iCarly generally plays it's hammy moments 'straight'. Occasionally, they do a parody and fall from the usual webshow Narm into Narm Charm. An example is Carly's delivery of a Big "NO!" from iBeat the Heat and, and the teen movie parody Kelly Cooper: Terrible Movie is so over-the-top it's hilarious.
Smallville: at least a good 30% of everything entertaining.
In the second season, during the death scene of Marian. On the one hand, the build-up involves a confusing and contrived sequence of events, and the death scene itself is drawn out to an utterly ridiculous extent in which Marian has a sword in her stomach and yet is able to carry on a completely coherent conversation for several minutes; on the other hand, Maid freaking Marian is dying and the Emotional Torque is Over Nine Thousand and no one can believe it's really happening and it's the most horrible, devastating thing that's ever happened on any Robin Hood retelling ever.

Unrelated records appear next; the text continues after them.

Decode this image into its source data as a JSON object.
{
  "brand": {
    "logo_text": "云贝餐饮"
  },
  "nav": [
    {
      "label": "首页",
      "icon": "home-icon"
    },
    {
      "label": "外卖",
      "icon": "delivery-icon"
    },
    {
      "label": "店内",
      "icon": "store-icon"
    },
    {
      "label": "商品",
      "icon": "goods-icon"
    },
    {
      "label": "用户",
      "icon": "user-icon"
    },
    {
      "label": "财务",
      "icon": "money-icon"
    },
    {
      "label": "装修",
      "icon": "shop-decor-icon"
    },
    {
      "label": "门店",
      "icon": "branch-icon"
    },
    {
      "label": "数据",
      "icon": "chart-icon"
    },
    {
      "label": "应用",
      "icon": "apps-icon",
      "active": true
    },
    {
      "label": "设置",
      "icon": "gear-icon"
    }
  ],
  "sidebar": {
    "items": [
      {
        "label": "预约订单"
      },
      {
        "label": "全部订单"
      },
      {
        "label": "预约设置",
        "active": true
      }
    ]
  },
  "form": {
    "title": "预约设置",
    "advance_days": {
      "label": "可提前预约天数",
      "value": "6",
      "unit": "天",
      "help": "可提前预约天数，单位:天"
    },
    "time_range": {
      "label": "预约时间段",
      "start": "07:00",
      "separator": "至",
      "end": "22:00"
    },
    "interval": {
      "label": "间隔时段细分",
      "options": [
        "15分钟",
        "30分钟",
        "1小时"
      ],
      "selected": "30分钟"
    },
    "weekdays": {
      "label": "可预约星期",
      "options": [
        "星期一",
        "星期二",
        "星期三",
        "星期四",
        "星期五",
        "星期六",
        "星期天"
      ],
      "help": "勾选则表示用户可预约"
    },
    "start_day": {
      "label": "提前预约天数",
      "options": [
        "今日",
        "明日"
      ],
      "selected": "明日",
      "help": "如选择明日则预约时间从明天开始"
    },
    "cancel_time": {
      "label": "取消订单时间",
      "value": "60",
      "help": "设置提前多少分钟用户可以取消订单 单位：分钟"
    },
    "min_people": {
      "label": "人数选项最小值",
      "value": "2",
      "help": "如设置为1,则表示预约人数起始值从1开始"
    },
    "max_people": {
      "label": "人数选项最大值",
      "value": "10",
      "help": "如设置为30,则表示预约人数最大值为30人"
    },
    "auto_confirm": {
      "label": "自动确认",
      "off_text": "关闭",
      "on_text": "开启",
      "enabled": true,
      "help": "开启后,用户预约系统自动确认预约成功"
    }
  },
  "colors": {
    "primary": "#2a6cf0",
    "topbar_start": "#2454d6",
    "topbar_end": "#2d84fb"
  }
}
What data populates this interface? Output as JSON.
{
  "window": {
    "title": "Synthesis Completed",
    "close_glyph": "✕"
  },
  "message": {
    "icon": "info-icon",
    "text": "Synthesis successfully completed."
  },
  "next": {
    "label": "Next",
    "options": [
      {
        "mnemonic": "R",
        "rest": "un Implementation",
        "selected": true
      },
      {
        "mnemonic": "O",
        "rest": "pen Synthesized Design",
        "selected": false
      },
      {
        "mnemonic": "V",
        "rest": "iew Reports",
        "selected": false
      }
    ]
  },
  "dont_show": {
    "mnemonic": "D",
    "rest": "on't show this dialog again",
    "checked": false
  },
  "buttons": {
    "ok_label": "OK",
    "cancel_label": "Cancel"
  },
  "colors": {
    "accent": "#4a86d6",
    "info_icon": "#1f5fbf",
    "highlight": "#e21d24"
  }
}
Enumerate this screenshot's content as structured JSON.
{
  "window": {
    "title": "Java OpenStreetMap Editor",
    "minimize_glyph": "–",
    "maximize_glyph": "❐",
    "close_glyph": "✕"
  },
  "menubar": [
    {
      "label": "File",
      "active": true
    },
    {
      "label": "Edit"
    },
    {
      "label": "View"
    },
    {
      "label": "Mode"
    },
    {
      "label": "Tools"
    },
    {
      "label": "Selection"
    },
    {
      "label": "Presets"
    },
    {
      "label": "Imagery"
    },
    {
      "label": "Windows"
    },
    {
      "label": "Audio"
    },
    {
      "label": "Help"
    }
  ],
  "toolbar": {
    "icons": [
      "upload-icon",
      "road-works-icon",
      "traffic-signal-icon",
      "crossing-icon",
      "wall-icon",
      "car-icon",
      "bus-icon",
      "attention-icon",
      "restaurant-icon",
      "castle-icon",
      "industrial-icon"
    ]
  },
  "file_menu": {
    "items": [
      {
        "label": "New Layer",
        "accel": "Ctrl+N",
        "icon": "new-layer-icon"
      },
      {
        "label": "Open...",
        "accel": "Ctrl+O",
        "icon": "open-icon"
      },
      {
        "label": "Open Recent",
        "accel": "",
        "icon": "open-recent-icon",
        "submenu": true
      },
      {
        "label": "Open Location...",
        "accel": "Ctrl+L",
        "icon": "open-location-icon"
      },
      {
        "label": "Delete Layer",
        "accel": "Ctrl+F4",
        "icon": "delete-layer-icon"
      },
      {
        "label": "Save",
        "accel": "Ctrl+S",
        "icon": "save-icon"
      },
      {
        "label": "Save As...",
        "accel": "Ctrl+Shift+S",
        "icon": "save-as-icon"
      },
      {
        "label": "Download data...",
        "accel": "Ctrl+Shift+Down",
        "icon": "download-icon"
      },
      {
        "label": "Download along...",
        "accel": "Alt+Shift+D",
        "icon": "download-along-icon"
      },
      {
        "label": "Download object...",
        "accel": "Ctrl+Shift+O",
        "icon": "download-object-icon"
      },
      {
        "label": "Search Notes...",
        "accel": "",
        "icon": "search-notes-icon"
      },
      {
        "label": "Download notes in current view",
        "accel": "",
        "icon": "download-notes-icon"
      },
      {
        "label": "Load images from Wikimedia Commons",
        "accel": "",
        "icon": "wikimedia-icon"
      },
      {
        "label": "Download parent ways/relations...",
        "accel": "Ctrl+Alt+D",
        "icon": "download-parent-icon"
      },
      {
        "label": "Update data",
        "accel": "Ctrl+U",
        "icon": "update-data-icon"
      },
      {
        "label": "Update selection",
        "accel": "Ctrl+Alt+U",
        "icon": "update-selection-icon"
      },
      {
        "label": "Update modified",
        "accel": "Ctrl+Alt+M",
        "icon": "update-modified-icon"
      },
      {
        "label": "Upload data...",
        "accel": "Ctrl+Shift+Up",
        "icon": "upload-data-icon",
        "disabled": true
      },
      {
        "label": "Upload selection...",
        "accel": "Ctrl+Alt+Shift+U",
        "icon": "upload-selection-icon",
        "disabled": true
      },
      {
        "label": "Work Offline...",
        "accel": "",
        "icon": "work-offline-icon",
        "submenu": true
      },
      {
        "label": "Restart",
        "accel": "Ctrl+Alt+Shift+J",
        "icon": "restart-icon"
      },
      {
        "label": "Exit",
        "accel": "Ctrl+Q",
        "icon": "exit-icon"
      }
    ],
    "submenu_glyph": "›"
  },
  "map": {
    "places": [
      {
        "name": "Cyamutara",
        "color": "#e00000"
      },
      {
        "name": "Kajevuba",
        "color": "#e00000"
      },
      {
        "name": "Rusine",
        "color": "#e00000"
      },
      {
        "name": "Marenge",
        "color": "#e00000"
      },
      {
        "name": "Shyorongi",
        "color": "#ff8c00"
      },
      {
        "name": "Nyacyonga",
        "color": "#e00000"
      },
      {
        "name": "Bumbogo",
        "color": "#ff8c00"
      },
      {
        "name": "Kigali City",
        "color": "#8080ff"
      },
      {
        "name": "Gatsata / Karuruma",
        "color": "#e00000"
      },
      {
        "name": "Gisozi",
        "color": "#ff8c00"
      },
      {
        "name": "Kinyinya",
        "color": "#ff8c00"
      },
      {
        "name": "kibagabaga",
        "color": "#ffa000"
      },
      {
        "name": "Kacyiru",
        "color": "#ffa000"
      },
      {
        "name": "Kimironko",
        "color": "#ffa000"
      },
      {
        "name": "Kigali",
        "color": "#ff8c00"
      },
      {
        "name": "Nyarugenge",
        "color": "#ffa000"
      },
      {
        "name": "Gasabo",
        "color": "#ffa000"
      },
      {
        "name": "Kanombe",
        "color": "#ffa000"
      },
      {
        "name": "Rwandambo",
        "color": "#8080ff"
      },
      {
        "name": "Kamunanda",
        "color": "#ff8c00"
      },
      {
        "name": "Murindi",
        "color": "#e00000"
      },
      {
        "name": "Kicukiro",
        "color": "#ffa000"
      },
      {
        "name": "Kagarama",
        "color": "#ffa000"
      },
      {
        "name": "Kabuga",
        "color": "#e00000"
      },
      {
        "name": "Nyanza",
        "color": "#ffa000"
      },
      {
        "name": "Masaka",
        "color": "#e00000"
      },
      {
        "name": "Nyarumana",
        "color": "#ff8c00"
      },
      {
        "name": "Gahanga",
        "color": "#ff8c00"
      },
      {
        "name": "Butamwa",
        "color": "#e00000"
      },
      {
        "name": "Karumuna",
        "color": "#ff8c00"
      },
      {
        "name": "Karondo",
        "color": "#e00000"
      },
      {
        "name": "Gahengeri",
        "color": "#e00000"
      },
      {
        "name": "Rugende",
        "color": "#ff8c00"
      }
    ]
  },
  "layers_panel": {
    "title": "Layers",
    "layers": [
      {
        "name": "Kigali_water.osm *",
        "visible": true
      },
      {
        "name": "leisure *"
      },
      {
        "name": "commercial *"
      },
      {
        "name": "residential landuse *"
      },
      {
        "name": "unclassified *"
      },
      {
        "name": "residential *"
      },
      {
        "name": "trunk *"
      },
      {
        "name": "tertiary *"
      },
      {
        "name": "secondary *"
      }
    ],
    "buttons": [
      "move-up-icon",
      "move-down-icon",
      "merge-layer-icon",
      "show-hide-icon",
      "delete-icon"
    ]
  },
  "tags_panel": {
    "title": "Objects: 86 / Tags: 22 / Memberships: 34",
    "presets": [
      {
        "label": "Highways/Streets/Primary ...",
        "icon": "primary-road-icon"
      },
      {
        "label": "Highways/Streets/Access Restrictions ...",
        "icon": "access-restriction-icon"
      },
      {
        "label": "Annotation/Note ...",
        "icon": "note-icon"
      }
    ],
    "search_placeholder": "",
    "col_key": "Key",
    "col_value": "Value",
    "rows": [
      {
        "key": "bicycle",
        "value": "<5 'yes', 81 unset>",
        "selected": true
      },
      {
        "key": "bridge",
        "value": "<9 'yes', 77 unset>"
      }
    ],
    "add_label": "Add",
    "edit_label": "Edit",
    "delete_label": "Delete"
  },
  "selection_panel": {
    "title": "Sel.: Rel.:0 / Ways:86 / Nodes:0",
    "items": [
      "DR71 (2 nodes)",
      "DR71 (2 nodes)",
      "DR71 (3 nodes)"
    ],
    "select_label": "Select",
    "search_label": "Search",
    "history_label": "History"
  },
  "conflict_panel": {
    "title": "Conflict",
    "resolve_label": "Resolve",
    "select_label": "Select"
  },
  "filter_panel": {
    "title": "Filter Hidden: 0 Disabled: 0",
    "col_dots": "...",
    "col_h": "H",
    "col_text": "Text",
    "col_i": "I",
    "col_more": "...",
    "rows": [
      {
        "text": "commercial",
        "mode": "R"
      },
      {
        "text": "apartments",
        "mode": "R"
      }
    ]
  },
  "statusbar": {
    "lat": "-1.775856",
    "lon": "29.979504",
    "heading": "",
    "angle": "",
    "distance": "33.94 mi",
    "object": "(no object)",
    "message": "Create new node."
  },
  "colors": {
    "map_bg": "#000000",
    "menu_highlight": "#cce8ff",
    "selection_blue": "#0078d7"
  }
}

Robin: "We have forever, my love." Marian: "I hope we have forever in heaven, because we didn't get enough time on earth."
Topped only by their Together in Death scene at the very end of the series, which echoes their parting words:
Robin: My wife... Marian: Now and forever, my love.
The creators of The Weird Al Show note in the commentaries that Brian Haley as The Hooded Avenger had the unenviable task of delivering the majority of the show's Anvilicious morals. But his Adam West style utter conviction to the part makes it work.
Watch Leonard Nimoy's In Search Of. The narration on the wild theories of all kinds of mysteries, complete with Leonard Nimoy rocking a 70's 'stache, makes this show ridiculously wonderful to watch.
'Allo 'Allo! is just so hammy and cheesy you can't fall in love with it. It really tells you something that the show was popular throughout Europe despite the fact that it made fun of all of them, but it did it in such a way it was impossible to take offense at it.
While "Faith of the Heart", the theme song for Star Trek: Enterprise, is often berated for being a pop song in a franchise whose themes have usually been orchestrated- plus the very schmaltzy and somewhat overwrought lyrics-, the song is an excellent articulation of the themes and messages that lie at the heart of the Star Trek franchise.
When people talk of Christmas variety specials, there's only one more likely to be brought up than The Star Wars Holiday Special — in fact, it's inevitably brought up. That special is Bing Crosby's Merrie Olde Christmas (1977), solely because of the segment in which the "White Christmas" crooner and David Bowie trade contrived banter and sing the duet "Peace on Earth"/"Little Drummer Boy". There were a lot of crazy team-ups in the Variety Show genre as a whole in its prime, but none were quite this crazy...or became so sincerely beloved, because it is a warm, well-performed song. Even in The New Tens, it's a popular radio request when the season rolls around.
Sleepy Hollow is wall-to-wall narm charm. The majority of critics like it not despite, but because of the fact that it's stupid, silly and completely insane, cramming a season's worth of nonsensical plot twists and supernatural crap into 40 minutes each week.
On that note, the parade was cohosted from 1987 until 1997 by Willard Scott (that's him bookending the Marvel clip listed above), who in terms of his other career as a weatherman is a living, breathing incarnation of Narm Charm. Being the original Ronald McDonald might have had something to do with it.
The climax of the second season of Penny Dreadful involves Vanessa confronting a devil-possessed doll version of herself and it speaks with her voice. Because of the writing, the eeriness of the doll, and especially because of Eva Green's performance, the scene works.